Reviewed by K.C. Finn for Readers' Favorite


5starflatwebEnslavement in Southampton County, Virginia is a work of fiction in the historical subgenre and is the first installment in the Self-Liberation of Parson Sykes trilogy. It is suitable for the general reading audience and was penned by author David J. Mason. The book covers the closing months of the American Civil War, during which time Jacob Williams’ farm run with slaves is attacked by insurgents. Parson Sykes had made plans to escape the farm for the safety of the Union, where the opportunity to serve in the Union army awaited with the formation of the Union Army XXV Corps.


The history of slavery in the United States is long, complicated, and emotionally charged, and this is especially true for the battle for liberty for those in bondage. Taking a complex and painful period of history and grounding it in the experiences of a single character with a unique position to teach us about it was a brilliant decision, and author David J. Mason’s painstaking research into the era has stunning life breathed into it by his gifted prose. Parson Sykes himself is a particular highlight of the work, a nuanced and engaging lead character whose understanding of the social and political world in which he lives allows him to gift the reader with an often difficult-to-grasp context for slavery and the civil war. Overall, Enslavement in Southampton County, Virginia: The Self-Liberation of Parson Sykes is an essential read for fans of historical fiction, taking a point of view on the Civil War that could easily have been difficult to relate to and creating a compelling and epic drama around a grounded and likable protagonist.

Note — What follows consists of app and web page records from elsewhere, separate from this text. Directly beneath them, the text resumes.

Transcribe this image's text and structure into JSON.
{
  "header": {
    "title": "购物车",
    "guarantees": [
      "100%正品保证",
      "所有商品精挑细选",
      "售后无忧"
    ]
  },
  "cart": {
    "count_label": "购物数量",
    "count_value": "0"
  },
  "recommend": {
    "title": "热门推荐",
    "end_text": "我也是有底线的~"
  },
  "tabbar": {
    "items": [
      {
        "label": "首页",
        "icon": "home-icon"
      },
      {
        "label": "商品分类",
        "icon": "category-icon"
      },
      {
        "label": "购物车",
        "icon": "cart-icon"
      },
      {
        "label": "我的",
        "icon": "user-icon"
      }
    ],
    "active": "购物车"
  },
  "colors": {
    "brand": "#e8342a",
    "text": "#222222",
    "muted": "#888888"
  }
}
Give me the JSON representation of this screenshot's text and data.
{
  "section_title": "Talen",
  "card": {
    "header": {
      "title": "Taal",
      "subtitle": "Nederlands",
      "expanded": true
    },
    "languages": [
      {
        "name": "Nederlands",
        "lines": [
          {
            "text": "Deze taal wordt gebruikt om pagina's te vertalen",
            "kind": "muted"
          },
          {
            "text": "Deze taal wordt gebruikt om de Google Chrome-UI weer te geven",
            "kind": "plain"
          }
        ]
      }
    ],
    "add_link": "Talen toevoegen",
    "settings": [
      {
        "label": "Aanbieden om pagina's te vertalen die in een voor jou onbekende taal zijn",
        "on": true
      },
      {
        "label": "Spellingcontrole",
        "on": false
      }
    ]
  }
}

Reviewed by Margie Peterson for Reedsy Discovery


The prologue recounts Nat Turner’s rebellion and how it affected the community of Southhampton County, Virginia during the American Civil War. The slave owners kept closer control and watch over their slaves. They hired patrols to hunt them down and return them. The rail lines were closely watched by the Union, the Confederacy, the bounty hunters, and the slaves who sought freedom. The laws concerning runaway slaves were different in each state. If a slave was caught, they and their family were punished. Not just with beatings, but by being sold and separated.


The chronological description of important military leaders and battles resulted in legislative laws that made it easier for fugitive slaves to seek liberation and be able to fight for freedom in the Union Army. Each state had different laws regarding slaves’ personal liberty. Each chapter accomplishes two things. The first section describes the conditions on the ground and the key events that affected the war. The second section describes the details of Parson Sykes' work life in Cross Keys, Virginia. He and his family were monitored constantly. For some reason, his owner taught Parson to read. When he was sent to work at the Boykins Depot near the railroad, he was able to gather the information that helped him plan his escape.


The second story reveals the actions and thoughts of Parson Sykes during the year he prepared to escape toward Union lines from the slave state of Virginia. He kept his ability to read a secret. He kept the Haven a secret. He kept his plans for liberation a secret. Parts of Sykes’ escape with his two brothers come from the family’s oral history. How they traveled over 40 miles from Cross Keys to Camp Bowers Hill in Norfolk County remains their mystery. They got caught more than once but kept going anyway.


The repetition of what self-liberation entails is there for a reason. Soldiers are debriefed when they come back from a war zone. It was essential that Parson Sykes prepare himself before the escape because he needed mental toughness to push through unknown territory. Before reading this book, I knew nothing about the black regiments that became the XXIV and XXV, or their military victories. I did not understand that each battle resulted in a change in federal laws. One example is the “Contraband Decision.” I had never heard of the journalist Thomas Morris Chester.


It details the historical context of how black soldiers got their commissions and describes their moments of valor despite ongoing segregation. Told from a soldier’s perspective it makes for dry reading, but that’s the point. For information to be trustworthy, it can’t be embellished. Lives depend on it.